Combining sensory cues for spatial orientation: Assessing the contribution of different modalities in the facilitation of mental rotations
Abstract ID Number: 75
June 14, 2007
Presentation date: 07/06/2007 3:30 PM in Quad General Lecture Theatre

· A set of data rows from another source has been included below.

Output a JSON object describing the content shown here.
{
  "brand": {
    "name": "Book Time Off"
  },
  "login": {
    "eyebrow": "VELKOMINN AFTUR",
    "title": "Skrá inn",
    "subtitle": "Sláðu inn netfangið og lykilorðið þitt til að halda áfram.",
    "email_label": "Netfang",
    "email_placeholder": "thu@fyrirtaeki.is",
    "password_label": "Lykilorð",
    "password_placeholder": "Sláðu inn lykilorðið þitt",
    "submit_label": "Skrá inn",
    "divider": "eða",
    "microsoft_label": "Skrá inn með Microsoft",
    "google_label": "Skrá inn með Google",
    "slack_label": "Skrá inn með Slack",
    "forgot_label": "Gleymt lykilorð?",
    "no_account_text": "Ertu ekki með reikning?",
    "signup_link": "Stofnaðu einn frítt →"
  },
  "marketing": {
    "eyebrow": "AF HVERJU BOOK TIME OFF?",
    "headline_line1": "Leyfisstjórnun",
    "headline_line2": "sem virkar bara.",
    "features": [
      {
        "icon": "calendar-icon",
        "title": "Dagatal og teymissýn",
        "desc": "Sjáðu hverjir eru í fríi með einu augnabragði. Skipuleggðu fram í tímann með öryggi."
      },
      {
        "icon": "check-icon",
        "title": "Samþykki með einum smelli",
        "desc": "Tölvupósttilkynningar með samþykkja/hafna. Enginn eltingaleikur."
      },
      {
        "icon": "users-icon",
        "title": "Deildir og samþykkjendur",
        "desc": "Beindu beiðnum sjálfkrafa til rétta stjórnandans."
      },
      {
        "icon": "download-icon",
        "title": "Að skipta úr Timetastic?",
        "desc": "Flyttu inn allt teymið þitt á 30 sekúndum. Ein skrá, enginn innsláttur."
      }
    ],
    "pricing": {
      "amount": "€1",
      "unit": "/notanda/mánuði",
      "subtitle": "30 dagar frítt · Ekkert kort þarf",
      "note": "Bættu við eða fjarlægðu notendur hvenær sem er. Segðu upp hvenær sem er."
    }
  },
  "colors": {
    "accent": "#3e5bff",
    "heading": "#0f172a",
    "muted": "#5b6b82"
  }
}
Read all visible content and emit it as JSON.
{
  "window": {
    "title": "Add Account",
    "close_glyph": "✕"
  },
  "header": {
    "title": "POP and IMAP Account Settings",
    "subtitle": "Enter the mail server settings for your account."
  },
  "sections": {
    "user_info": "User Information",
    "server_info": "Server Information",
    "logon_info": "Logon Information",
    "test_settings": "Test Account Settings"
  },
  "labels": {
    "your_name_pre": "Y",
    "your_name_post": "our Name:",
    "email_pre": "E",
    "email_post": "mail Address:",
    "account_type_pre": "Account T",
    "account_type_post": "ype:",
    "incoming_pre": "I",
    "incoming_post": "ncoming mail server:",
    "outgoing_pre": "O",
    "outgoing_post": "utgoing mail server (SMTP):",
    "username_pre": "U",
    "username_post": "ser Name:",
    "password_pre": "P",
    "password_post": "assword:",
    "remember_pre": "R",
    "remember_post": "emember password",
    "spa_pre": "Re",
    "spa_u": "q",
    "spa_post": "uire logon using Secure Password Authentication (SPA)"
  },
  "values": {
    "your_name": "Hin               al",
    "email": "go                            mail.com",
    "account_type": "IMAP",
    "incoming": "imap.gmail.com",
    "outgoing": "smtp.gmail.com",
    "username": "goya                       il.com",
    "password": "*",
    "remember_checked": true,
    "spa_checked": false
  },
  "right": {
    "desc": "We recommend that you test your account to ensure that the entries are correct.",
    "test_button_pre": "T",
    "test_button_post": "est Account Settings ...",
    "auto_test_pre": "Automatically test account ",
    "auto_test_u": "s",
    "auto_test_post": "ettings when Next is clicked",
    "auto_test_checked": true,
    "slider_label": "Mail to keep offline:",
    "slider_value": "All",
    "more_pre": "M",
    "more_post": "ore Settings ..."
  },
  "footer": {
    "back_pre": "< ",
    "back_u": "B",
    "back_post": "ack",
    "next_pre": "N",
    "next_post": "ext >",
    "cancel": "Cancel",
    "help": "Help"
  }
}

Mental rotation is the capacity to predict the outcome of spatial relationships after a change in viewpoint. Previous studies have shown that the cognitive cost of mental rotations is reduced when viewpoint change results from the observer’s motion rather than the spatial layout’s, which is explained by automatic updating mechanisms involved during self-motion. Nevertheless, little is known about how this process is triggered and particularly how sensory cues combine in order to enhance mental rotations. We developed a high-end virtual reality setup that for the first time allowed, with a series of experiments, to dissociate each modality possibly stimulated during viewpoint changes. At first, we validated this setup by replicating the classical advantage found for a moving observer. Secondly, we found that enhancing the spatial binding possibilities, by displaying the table during its rotation was not sufficient to significantly reduce the mental rotation cost. Thirdly, we found that mental rotations are not significantly improved with a single modality being stimulated during the observer’s motion (vision or body), whereas they are with a combination of two modalities (body & vision or body & sound). These results are discussed in terms of sensory-independent triggering of spatial updating during self-motion, with non-linear effects when sensory modalities are co-activated.